(f) In addition to permanent polling places for early voting, the election authority may establish temporary branch polling places for early voting.

  • (1) Voting at a temporary branch polling place may be conducted on any one or more days and during any hours within the period for early voting by personal appearance that are determined by the election authority.
  • (2) The schedules for conducting voting do not need to be uniform among the temporary branch polling places.
  • (3) The legal rights and remedies which inure to the owner or lessor of private property are not impaired or otherwise affected by the leasing of the property for use as a temporary branch polling place for early voting, except to the extent necessary to conduct early voting at that location.

(g) Upon request by an election authority, a unit of local government shall make the unit's public buildings within the election authority's jurisdiction available as permanent or temporary early voting polling places without charge. Availability of a building shall include reasonably necessary time before and after the period early voting is conducted at that building. A unit of local government making its public building available as a permanent or temporary early voting polling place shall ensure that any portion of the building made available is accessible to voters with disabilities and elderly voters.

(h) The election authority shall inform eligible voters in its jurisdiction of the hours and locations for early voting beginning at least one week before the period for early voting begins.

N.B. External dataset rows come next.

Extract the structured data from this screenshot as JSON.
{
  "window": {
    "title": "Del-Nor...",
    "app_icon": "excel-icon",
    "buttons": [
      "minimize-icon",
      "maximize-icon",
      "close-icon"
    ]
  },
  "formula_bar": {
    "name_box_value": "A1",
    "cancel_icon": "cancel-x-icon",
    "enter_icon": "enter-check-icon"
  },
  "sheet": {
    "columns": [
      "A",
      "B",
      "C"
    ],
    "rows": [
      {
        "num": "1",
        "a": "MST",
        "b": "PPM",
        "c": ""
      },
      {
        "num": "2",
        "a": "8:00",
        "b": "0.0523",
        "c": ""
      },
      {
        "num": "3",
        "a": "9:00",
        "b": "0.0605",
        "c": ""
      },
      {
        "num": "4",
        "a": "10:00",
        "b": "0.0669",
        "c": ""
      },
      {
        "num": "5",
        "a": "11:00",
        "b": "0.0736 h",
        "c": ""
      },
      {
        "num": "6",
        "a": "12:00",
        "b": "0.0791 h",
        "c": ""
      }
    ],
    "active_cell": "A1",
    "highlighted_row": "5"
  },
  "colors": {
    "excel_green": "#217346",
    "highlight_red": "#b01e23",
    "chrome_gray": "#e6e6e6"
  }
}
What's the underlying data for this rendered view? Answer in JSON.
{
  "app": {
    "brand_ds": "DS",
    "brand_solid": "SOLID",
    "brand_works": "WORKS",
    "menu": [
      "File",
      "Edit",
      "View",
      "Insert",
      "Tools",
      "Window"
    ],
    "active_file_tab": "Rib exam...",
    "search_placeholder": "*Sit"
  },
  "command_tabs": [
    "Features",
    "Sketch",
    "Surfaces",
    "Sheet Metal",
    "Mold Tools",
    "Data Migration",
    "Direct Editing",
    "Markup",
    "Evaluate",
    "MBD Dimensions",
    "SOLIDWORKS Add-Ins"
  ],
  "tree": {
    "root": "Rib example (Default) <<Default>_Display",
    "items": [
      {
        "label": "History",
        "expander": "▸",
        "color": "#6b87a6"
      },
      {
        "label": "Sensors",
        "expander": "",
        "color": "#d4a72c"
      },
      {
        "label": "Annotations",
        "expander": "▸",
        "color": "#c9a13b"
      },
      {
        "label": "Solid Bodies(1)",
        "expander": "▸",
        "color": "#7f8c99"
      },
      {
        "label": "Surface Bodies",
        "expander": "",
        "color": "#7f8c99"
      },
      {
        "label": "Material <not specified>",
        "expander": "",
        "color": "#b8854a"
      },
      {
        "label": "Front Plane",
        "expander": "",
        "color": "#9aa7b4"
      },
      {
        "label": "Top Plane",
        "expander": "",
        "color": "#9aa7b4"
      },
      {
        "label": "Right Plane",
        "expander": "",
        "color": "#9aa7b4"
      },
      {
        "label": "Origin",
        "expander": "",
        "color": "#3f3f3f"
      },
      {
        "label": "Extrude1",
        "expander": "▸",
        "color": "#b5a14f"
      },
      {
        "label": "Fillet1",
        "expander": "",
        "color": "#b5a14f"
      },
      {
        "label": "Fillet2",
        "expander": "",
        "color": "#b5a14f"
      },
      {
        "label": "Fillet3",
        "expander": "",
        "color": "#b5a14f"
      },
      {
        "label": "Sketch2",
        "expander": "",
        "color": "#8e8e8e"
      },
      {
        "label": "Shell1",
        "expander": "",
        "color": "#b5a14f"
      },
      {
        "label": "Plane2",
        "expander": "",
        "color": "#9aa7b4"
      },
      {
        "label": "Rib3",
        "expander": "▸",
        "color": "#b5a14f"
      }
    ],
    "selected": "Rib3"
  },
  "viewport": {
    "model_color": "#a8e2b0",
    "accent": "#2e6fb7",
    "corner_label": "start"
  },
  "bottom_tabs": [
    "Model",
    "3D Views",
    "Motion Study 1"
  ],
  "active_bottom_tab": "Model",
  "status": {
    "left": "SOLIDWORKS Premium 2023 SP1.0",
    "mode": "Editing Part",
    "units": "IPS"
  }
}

  • (1) It shall advertise in locally available media, whether print, television, radio, or online, in order to reach the broadest number of eligible voters in the election authority’s jurisdiction:
  • (A) the location of each permanent and temporary polling place for early voting and the precincts served by each location; and
  • (B) the dates and hours that early voting will be conducted at each location.
  • (2) The election authority shall post a copy of the schedule at any office or other location that is to be used as a polling place for early voting. The schedule must be posted continuously for a period beginning not later than the 10th day before the first day of the period for early voting by personal appearance and ending on the last day of that period.
  • (3) The election authority must make copies of the schedule available to the public in reasonable quantities without charge during the period of posting.
  • (4) If the election authority maintains a website, it shall make the schedule available on its website.
  • (5) No additional permanent polling places for early voting may be established after the schedule is published under this Section. Additional temporary locations may be established after the schedule is published, provided that the location is open to all eligible voters. The location, dates, and hours shall be reported to the State Board of Elections and posted on the election authority's website.
  • (6) At least 10 days before the period for early voting begins, each election authority shall provide the State Board of Elections with a list of all early voting sites and the hours each site will be open.

(i) Early voting shall not differ substantially from voting on election day or by absentee ballot.